E-Mails I Hate to Get

I love the work I do to promote the engagement of every family in the educational lives of children. I get to work with educators, parents and families from all just about all walks of life. I feel so honored to do this work and I learn something new each and every time I visit a school, a school district or an organization. What I have learned over the years is that regardless of where I go, there are commonalities with regard to the desires and challenges of engaging every family.

More often than not, the commonalities seem to focus on a school or district desire to do a better job in engaging families and eager to learn concepts, processes and strategies that will create measurable differences in their schools. As a result of my travels, I know that every community values its children and every family wants a better life for their child. Most schools understand the value of engaged families, recognize that not all of their families are engaged, and are eager to learn how to improve.

I particularly enjoy the workshops where there are parents and families sitting along side the educators. So much can begin with regard to communication and relationships just by putting both the families and educators at the same table for one workshop! The discussion begins and before you know it, plans are being made and ideas are being generated. I always ask for feedback after every workshop and in the vast majority of cases, participants are grateful for the information and enjoyed the time spent on family engagement particularly when both parents and educators are at the table from the start.

But then, this week, I get this e-mail:

“I am a parent at (names school, city and state). I attended your workshop here (cites date). Unfortunately, my school did nothing with your presentation – nor your book. Are you familiar with any state or city organization in my area that is proactively involved with family engagement?  Thank you for any help you can provide.”

I would like to tell you that e-mails like this one were isolated and rare…they are not. I wish I did not get these kinds of e-mails because I truly do hate them. It reminds me of the work yet left to do in convincing school leaders of the importance of family engagement, convincing that I don’t think should have to continue. This e-mail, and numerous others I receive, is indicative of those cultures that simply do not value the effort to engage families. Why? I have no idea.

For the life of me I cannot figure out why you would choose to attend a workshop, pay for it, bring teachers and parents and then ensure that nothing happens. I can think of no better way to cement the perception of inept leadership. And then many wonder why there is a rise in parent trigger laws and are resentful of what can occur as a result. Not sure why it surprises some people.

Other e-mails I receive are from teachers who lament that while they would love to begin a process of family engagement, they either get no support or are stifled by building or district leadership to do so.  In one note I got, the teacher wrote: “When I asked the principal, he said that the last thing we needed were parents running around the school.” I actually had one superintendent call me and say “our school board heard you speak so we are going to bring you in for a day so we can check it off our list.” I didn’t go.

Thank heaven that the vast majority of schools and districts with which I come in contact are not reflected in these kinds of e-mails.

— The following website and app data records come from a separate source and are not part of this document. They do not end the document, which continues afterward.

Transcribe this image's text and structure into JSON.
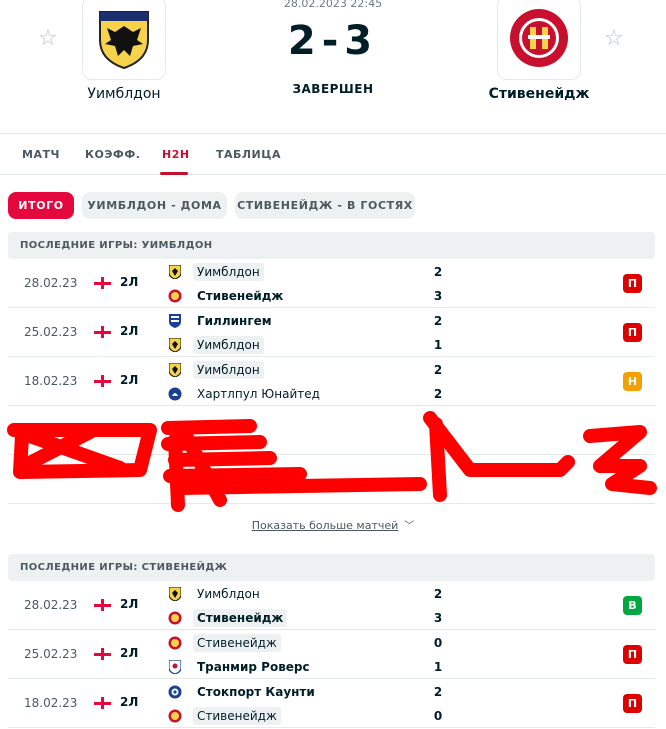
{
  "header": {
    "datetime": "28.02.2023 22:45",
    "home_team": "Уимблдон",
    "away_team": "Стивенейдж",
    "score": "2-3",
    "status": "ЗАВЕРШЕН",
    "home_logo_text": "AFC WIMBLEDON",
    "away_logo_text": "STEVENAGE FOOTBALL CLUB"
  },
  "tabs": [
    {
      "label": "МАТЧ",
      "active": false
    },
    {
      "label": "КОЭФФ.",
      "active": false
    },
    {
      "label": "H2H",
      "active": true
    },
    {
      "label": "ТАБЛИЦА",
      "active": false
    }
  ],
  "filters": [
    {
      "label": "ИТОГО",
      "active": true
    },
    {
      "label": "УИМБЛДОН - ДОМА",
      "active": false
    },
    {
      "label": "СТИВЕНЕЙДЖ - В ГОСТЯХ",
      "active": false
    }
  ],
  "sections": [
    {
      "title": "ПОСЛЕДНИЕ ИГРЫ: УИМБЛДОН",
      "matches": [
        {
          "date": "28.02.23",
          "league": "2Л",
          "team1": "Уимблдон",
          "team1_logo": "wimbledon-logo-icon",
          "score1": "2",
          "team2": "Стивенейдж",
          "team2_logo": "stevenage-logo-icon",
          "score2": "3",
          "result": "П",
          "result_type": "loss"
        },
        {
          "date": "25.02.23",
          "league": "2Л",
          "team1": "Гиллингем",
          "team1_logo": "gillingham-logo-icon",
          "score1": "2",
          "team2": "Уимблдон",
          "team2_logo": "wimbledon-logo-icon",
          "score2": "1",
          "result": "П",
          "result_type": "loss"
        },
        {
          "date": "18.02.23",
          "league": "2Л",
          "team1": "Уимблдон",
          "team1_logo": "wimbledon-logo-icon",
          "score1": "2",
          "team2": "Хартлпул Юнайтед",
          "team2_logo": "hartlepool-logo-icon",
          "score2": "2",
          "result": "Н",
          "result_type": "draw"
        }
      ],
      "show_more": "Показать больше матчей"
    },
    {
      "title": "ПОСЛЕДНИЕ ИГРЫ: СТИВЕНЕЙДЖ",
      "matches": [
        {
          "date": "28.02.23",
          "league": "2Л",
          "team1": "Уимблдон",
          "team1_logo": "wimbledon-logo-icon",
          "score1": "2",
          "team2": "Стивенейдж",
          "team2_logo": "stevenage-logo-icon",
          "score2": "3",
          "result": "В",
          "result_type": "win"
        },
        {
          "date": "25.02.23",
          "league": "2Л",
          "team1": "Стивенейдж",
          "team1_logo": "stevenage-logo-icon",
          "score1": "0",
          "team2": "Транмир Роверс",
          "team2_logo": "tranmere-logo-icon",
          "score2": "1",
          "result": "П",
          "result_type": "loss"
        },
        {
          "date": "18.02.23",
          "league": "2Л",
          "team1": "Стокпорт Каунти",
          "team1_logo": "stockport-logo-icon",
          "score1": "2",
          "team2": "Стивенейдж",
          "team2_logo": "stevenage-logo-icon",
          "score2": "0",
          "result": "П",
          "result_type": "loss"
        }
      ]
    }
  ],
  "colors": {
    "accent": "#e4083f",
    "loss": "#dc0000",
    "draw": "#f3a000",
    "win": "#00a83f",
    "scribble": "#ff0000"
  }
}
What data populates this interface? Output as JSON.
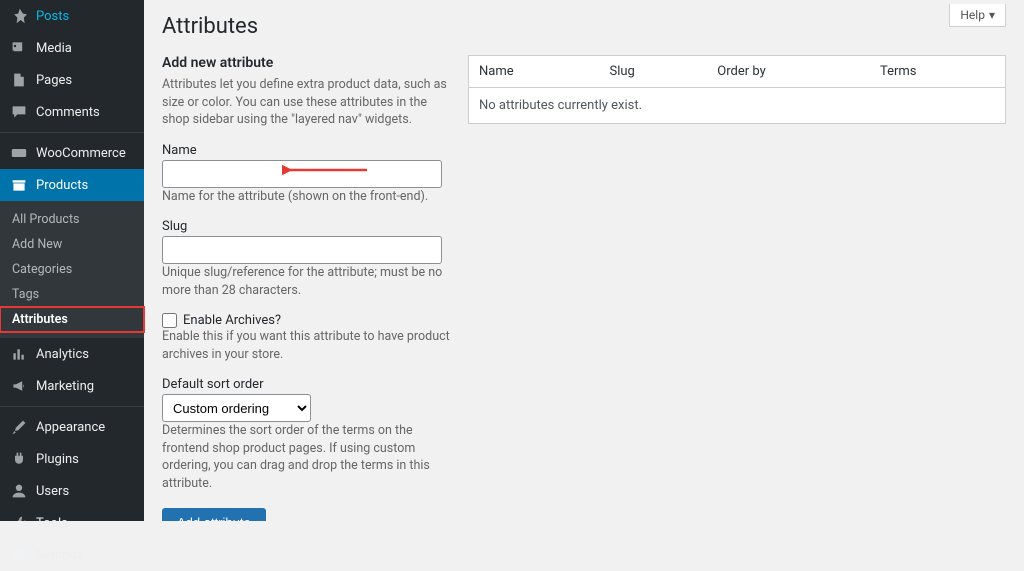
{
  "sidebar": {
    "items": [
      {
        "label": "Posts",
        "icon": "pin"
      },
      {
        "label": "Media",
        "icon": "media"
      },
      {
        "label": "Pages",
        "icon": "page"
      },
      {
        "label": "Comments",
        "icon": "comment"
      },
      {
        "label": "WooCommerce",
        "icon": "woo"
      },
      {
        "label": "Products",
        "icon": "archive"
      },
      {
        "label": "Analytics",
        "icon": "chart"
      },
      {
        "label": "Marketing",
        "icon": "megaphone"
      },
      {
        "label": "Appearance",
        "icon": "brush"
      },
      {
        "label": "Plugins",
        "icon": "plug"
      },
      {
        "label": "Users",
        "icon": "user"
      },
      {
        "label": "Tools",
        "icon": "wrench"
      },
      {
        "label": "Settings",
        "icon": "gear"
      }
    ],
    "submenu": [
      {
        "label": "All Products"
      },
      {
        "label": "Add New"
      },
      {
        "label": "Categories"
      },
      {
        "label": "Tags"
      },
      {
        "label": "Attributes"
      }
    ]
  },
  "help_label": "Help",
  "page_title": "Attributes",
  "form": {
    "heading": "Add new attribute",
    "intro": "Attributes let you define extra product data, such as size or color. You can use these attributes in the shop sidebar using the \"layered nav\" widgets.",
    "name_label": "Name",
    "name_value": "",
    "name_desc": "Name for the attribute (shown on the front-end).",
    "slug_label": "Slug",
    "slug_value": "",
    "slug_desc": "Unique slug/reference for the attribute; must be no more than 28 characters.",
    "archives_label": "Enable Archives?",
    "archives_desc": "Enable this if you want this attribute to have product archives in your store.",
    "sort_label": "Default sort order",
    "sort_value": "Custom ordering",
    "sort_desc": "Determines the sort order of the terms on the frontend shop product pages. If using custom ordering, you can drag and drop the terms in this attribute.",
    "submit": "Add attribute"
  },
  "table": {
    "headers": {
      "name": "Name",
      "slug": "Slug",
      "orderby": "Order by",
      "terms": "Terms"
    },
    "empty": "No attributes currently exist."
  }
}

I do feel for parents and teachers in schools and districts when they realize the importance of a concept but leadership, for various reasons simply are not interested in pursuing the topic. Is it fear? Apathy? Budget? Overwhelmed with initiatives? Personal biases? Values? Beliefs? I’m not sure.

Wanted: Courageous Leadership

Several years ago, a question was asked of me about successful fam­ily engagement programs that had been launched in schools around the country. The question was simple: Was there a commonality between those programs that were successful and those that were not? After pondering this question for a while, the answer was clear: yes. The commonality was courageous, supportive and purposeful leadership. Superintendents and central office staff who stood up and set a vision and direction for a school district that was inclusive of families had better results. Principals and building leaders who championed the cause saw better, more consistent, and measurable results as well. These leaders set the course with strong headwinds of skepticism and reluctance from both internal and external customers.

Of all of the leadership qualities one can possess, it seems courage is an absolute necessity if leaders wish to engage every family. Changing the direction of organizations and having the will to make changes that can begin as uncomfortable are essential ingredients in engaging every fam­ily. Courage comes from facing and overcoming fear.

Most people in most organizations fear change. Creating the conditions to engage every family will likely be a significant departure from standard practice at your school or in your district.

Be the change.